Seahawks look to rebound vs. reeling Panthers
The Seattle Seahawks look at their small sample of shortcomings and figure things will turn around.
While the Seahawks have room for error, that has just about expired for the Carolina Panthers.
When the teams meet Sunday night in Seattle, it nearly qualifies as a must-win situation for Carolina, which is running out of second chances.
"We'll just keep fighting, keep playing," Panthers coach Ron Rivera said. "Now we still have an opportunity. We'll see what happens. There's no reason for us to look any other way, but there's a glimmer of hope. That's all you need sometimes."
The Seahawks (7-3-1) are coming off a puzzling 14-5 loss at Tampa Bay. Despite the setback, there's no sign of panic from the Seattle side.
"I'm not worried about it a bit," Seahawks coach Pete Carroll said. "Not one bit. Let's go back to work and get right. ... I don't think this is a trend. We'll get this thing fixed."
Seattle holds first place in an otherwise weak NFC West. Carolina (4-7) occupies last place in the NFC South, though that division isn't exactly a powerful group.
"We are just trying to win a game," Panthers tight end Greg Olsen said. "We will let all that sort itself out."
The Panthers remained on the West Coast following Sunday's 35-32 loss at Oakland. They've held practices at San Jose State before heading to Seattle.
Even with that, there have been significant developments. Center Ryan Kalil (shoulder) and his backup, Gino Gradkowski (knee), were placed on injured reserve. To replace them, the Panthers signed free-agent center Ryan Wendell and added tackle Dan France from the Cleveland Browns practice squad.
"The health of this football team is very frustrating," Rivera said.
Wendell played seven seasons with the New England Patriots from 2009-15, starting 49 regular-season games and seven postseason contests.
Kalil, a five-time Pro Bowl selection, started all eight games he played this season, but missed three contests with the shoulder injury.
The Panthers also signed offensive tackles Tyrus Thompson and Jake Rodgers to the practice squad.
"It's probably a positive thing that we aren't traveling back to the East Coast," said Carolina's A.J. Klein, who was the primary replacement for All-Pro linebacker Luke Kuechly last week.
Klein noted the need to recharge after the last outing. While it's unclear if Kuechly will be available after suffering an apparent concussion Nov. 17, the encouraging aspect was that he traveled with the Panthers to the West Coast and was on the sideline (though not in uniform) for the Oakland game.
Also among those on Carolina's injury list as late as Wednesday were safety Kurt Coleman (head) and receiver Kelvin Benjamin (shoulder)
The Seahawks have roster movement as well.
Linebacker Mike Morgan (sports hernia) should be back after sitting out on injured reserve, while the status of Michael Bennett, who has been out five weeks with a knee injury, remains in question. The Seahawks have used four players to start in Morgan's spot at strongside linebacker during his absence.

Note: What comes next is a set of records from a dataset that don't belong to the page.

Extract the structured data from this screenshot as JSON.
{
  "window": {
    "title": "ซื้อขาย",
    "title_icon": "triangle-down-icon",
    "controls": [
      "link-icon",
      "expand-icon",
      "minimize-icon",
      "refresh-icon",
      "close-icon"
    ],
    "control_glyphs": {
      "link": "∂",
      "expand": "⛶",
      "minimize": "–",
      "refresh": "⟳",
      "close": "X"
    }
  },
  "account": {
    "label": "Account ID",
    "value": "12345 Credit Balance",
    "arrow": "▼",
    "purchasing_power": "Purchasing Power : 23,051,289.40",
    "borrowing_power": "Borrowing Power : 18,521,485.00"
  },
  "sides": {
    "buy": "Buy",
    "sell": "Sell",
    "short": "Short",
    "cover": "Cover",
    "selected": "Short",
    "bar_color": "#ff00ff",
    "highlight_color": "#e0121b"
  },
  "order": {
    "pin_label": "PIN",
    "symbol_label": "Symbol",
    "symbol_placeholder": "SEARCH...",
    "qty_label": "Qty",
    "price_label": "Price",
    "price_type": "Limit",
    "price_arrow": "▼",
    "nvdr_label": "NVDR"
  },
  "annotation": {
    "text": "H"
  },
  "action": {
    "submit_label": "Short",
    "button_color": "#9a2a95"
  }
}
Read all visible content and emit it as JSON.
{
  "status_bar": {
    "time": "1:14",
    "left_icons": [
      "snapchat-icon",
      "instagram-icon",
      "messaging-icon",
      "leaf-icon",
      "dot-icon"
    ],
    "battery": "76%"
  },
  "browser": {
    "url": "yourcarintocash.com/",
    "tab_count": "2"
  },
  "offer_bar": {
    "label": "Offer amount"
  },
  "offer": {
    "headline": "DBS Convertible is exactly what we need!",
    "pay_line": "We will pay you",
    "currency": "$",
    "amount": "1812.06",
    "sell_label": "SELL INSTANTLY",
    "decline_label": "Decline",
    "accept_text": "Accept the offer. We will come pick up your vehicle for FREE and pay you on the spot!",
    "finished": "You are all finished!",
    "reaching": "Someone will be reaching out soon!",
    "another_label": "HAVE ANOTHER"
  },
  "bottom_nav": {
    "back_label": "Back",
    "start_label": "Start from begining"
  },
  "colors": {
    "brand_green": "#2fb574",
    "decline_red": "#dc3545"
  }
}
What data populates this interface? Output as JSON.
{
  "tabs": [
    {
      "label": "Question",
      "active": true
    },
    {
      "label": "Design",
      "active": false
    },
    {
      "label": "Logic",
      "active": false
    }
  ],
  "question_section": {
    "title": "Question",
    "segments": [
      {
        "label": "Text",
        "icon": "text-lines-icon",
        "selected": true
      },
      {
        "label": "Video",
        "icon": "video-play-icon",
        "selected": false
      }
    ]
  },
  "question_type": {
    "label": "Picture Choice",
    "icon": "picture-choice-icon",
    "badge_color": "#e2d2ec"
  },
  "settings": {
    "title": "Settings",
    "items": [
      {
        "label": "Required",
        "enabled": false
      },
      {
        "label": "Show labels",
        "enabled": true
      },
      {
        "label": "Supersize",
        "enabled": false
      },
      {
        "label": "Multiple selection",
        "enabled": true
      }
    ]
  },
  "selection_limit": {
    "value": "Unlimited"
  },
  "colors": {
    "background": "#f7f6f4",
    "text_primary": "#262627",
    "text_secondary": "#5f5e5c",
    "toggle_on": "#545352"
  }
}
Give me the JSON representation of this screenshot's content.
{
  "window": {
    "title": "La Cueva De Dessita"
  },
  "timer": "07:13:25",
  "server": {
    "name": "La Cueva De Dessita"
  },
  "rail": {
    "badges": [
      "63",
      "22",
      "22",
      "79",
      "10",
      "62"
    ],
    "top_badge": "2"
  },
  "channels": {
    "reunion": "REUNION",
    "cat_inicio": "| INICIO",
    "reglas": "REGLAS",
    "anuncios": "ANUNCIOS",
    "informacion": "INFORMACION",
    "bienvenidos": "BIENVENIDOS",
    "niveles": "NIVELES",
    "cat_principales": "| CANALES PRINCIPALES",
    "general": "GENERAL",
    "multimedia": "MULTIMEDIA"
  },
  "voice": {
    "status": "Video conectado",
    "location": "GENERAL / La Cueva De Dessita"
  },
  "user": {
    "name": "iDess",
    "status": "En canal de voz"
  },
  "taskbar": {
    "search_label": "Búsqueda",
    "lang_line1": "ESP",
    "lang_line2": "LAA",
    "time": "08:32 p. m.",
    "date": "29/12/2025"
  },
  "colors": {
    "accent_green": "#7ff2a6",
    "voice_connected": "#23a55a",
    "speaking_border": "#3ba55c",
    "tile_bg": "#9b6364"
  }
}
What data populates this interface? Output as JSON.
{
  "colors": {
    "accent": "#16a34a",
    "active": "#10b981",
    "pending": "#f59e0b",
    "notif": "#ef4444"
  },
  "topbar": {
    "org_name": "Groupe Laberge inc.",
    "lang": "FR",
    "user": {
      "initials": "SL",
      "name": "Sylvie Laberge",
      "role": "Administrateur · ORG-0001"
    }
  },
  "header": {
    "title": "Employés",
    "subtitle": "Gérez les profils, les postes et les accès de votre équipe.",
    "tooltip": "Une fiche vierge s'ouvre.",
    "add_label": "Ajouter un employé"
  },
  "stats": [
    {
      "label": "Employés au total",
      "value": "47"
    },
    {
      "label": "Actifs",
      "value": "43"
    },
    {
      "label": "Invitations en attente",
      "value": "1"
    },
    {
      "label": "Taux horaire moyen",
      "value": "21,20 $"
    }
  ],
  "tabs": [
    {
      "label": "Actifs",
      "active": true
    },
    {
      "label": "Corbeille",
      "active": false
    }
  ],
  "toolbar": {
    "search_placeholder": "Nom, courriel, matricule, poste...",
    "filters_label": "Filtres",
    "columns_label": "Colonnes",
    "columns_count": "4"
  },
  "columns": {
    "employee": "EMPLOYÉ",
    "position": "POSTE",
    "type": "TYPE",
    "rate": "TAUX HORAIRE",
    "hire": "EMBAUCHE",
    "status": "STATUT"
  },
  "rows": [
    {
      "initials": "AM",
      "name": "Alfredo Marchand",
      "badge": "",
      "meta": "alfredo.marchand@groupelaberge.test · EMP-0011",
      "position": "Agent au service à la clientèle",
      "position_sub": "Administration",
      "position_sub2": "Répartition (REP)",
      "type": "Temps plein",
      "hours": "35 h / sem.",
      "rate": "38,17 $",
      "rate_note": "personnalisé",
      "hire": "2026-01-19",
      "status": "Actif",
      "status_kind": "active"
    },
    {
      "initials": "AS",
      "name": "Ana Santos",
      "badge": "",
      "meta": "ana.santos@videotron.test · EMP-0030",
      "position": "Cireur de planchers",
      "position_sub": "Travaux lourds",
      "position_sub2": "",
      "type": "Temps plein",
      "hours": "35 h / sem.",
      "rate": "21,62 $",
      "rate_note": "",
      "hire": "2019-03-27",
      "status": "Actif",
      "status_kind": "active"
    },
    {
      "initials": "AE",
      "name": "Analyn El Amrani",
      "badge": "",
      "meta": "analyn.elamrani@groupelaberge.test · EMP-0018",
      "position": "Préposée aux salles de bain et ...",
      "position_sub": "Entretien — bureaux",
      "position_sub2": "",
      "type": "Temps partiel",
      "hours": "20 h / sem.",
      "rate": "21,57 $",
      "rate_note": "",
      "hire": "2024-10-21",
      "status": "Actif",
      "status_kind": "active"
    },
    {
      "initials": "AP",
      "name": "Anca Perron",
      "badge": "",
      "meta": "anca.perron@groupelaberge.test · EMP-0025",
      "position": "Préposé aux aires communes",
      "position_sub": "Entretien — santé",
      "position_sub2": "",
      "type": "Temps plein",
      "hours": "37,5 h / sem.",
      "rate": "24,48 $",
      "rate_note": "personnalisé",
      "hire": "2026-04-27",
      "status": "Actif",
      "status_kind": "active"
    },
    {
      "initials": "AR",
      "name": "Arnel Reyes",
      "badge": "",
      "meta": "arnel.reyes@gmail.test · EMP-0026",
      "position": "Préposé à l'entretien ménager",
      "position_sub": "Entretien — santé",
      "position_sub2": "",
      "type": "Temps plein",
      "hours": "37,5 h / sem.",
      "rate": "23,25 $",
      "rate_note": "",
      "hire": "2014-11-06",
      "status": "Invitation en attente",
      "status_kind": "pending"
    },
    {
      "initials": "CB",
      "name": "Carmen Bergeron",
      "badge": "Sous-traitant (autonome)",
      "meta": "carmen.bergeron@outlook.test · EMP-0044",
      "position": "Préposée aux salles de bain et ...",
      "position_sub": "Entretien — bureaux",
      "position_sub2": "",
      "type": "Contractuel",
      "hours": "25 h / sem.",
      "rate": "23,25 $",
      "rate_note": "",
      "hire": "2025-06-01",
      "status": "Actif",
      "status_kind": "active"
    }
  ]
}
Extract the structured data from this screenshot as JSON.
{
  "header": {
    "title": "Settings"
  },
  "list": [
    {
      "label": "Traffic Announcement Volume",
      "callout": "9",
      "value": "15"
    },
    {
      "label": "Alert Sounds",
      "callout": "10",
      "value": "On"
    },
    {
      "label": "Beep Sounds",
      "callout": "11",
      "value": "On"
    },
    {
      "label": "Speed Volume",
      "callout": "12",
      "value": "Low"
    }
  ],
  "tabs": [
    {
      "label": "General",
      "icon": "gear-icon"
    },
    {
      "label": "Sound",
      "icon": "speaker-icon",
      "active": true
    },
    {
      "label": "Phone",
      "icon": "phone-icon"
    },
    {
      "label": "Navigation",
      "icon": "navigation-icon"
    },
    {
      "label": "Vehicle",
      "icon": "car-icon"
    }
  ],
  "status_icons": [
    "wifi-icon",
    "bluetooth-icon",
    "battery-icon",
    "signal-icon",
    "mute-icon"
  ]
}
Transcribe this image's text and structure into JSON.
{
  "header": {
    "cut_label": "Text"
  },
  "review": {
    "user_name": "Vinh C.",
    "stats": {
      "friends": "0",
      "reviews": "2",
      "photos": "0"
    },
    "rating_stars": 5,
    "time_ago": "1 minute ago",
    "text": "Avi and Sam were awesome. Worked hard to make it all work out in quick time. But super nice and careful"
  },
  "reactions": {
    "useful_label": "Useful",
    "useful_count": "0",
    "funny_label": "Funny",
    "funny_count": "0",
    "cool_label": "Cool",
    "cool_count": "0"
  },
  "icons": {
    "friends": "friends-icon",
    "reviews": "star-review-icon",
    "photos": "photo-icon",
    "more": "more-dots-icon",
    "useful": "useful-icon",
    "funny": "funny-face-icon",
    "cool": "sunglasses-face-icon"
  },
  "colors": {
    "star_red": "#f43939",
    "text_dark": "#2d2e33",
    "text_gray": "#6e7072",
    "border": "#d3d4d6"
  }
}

The situation on safety Earl Thomas is more in doubt after he missed a game with a hamstring aliment.
Meanwhile, Seattle brought back receiver Kevin Smith to the practice squad. He played in 2015 for the team and was in training camp this summer before a hamstring injury derailed his hopes of landing on the roster at the start of the season.
Don't expect major changes to how the Seahawks operate even following a loss.
"I'm going to go with what we know and how we know to be," Carroll said. "We'll get back on track."
The Seahawks are 5-0 at home, though three of Seattle's home victories have come by six points or less. While the Seahawks have been far from dominant at CenturyLink Field, it will be another hostile environment for the Panthers.
"This is why you come into the league, to play these type of games," Carolina quarterback Cam Newton said.
The nature of close defeats is wearing on the Panthers.
"Now it's five games where you've lost virtually in the last few minutes," Rivera said. "It's frustrating, but that's the nature of this game."
Despite the Seahawks' sluggish offense from time to time, they're continuing to find different ways to move the ball. Quarterback Russell Wilson's running ability is something that Carroll said has been encouraging as Seattle heads into the Carolina game.
Wilson has kept his normal unwavering demeanor for the most part.
"It's pretty simple," Wilson said, "we've just got to find ways to make plays and we will. We have before."
This will mark the seventh meeting during a five-season span as the teams met in the postseason each year of the last two seasons.
In last January's divisional playoff round, Carolina scored the first 31 points and held on for a 31-24 victory.